The British Virgin Islands flag is a famous symbol of British pride. As the British Virgin Islands is the overseas territory of Britain, the Union Jack makes its proud presence in the flag, which has a blue background with the British flag in the left corner and the coat of arms just opposite to it. The coat of arms present on the British Virgin Islands flag has an image of Saint Ursula with twelve lamps surrounding it.
White signifies peace and honesty. Red signifies hardiness, bravery, strength and valour while blue stands for vigilance, truth and loyalty, perseverance & justice.
The flag of the British Virgin Islands was adopted on November 15, 1960 and in 1967 a new constitution allowed a ministerial system of government headed by a Chief Minister. The British Virgin Islands remain under British control.
British Virgin Islands Flag etiquette is very strict and it is essential that Flag protocols and rules are followed correctly.
- The National flag of British Virgin Islands should never be flown above another national flag on the same staff as this would suggest superiority, or conversely, inferiority of one flag, or Nation, over another.

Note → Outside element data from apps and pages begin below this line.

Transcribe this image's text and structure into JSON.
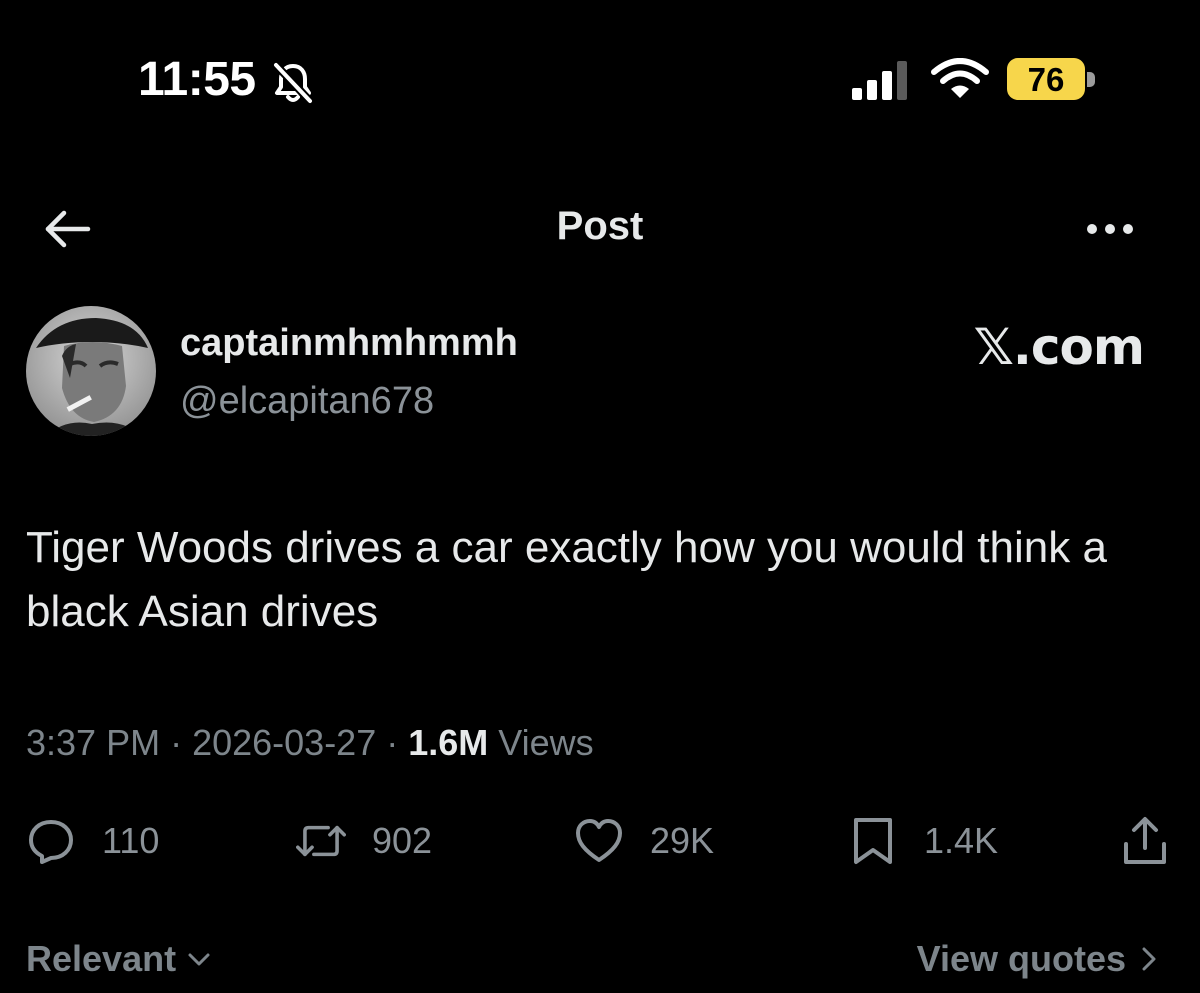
{
  "status_bar": {
    "time": "11:55",
    "battery_percent": "76",
    "battery_color": "#f7d64b",
    "icons": [
      "bell-slash-icon",
      "signal-icon",
      "wifi-icon",
      "battery-icon"
    ]
  },
  "nav": {
    "title": "Post",
    "icons": [
      "back-arrow-icon",
      "more-icon"
    ]
  },
  "post": {
    "display_name": "captainmhmhmmh",
    "handle": "@elcapitan678",
    "source": "𝕏.com",
    "text": "Tiger Woods drives a car exactly how you would think a black Asian drives",
    "time": "3:37 PM",
    "separator": " · ",
    "date": "2026-03-27",
    "views_count": "1.6M",
    "views_label": "Views"
  },
  "actions": {
    "replies": "110",
    "reposts": "902",
    "likes": "29K",
    "bookmarks": "1.4K",
    "icons": [
      "reply-icon",
      "repost-icon",
      "like-icon",
      "bookmark-icon",
      "share-icon"
    ]
  },
  "footer": {
    "sort_label": "Relevant",
    "view_quotes_label": "View quotes"
  }
}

- The British Virgin Islands flag should never be allowed to drag along the ground.
- National flags should never be flown in a worn or damaged condition. To do so is to show disrespect for the nation.
- A Flag of the British Virgin Islands, when in such condition that it is no longer a fitting emblem of display, should be destroyed in a dignified way, preferably by burning in private with all due care and respect.
- Due care and consideration must be taken to ensure that the British Virgin Islands flag is always flown the correct way up.
- Government and local Authority buildings are encouraged to fly the National Flag.
- The Flag is normally flown from sunrise to sunset every day of the year.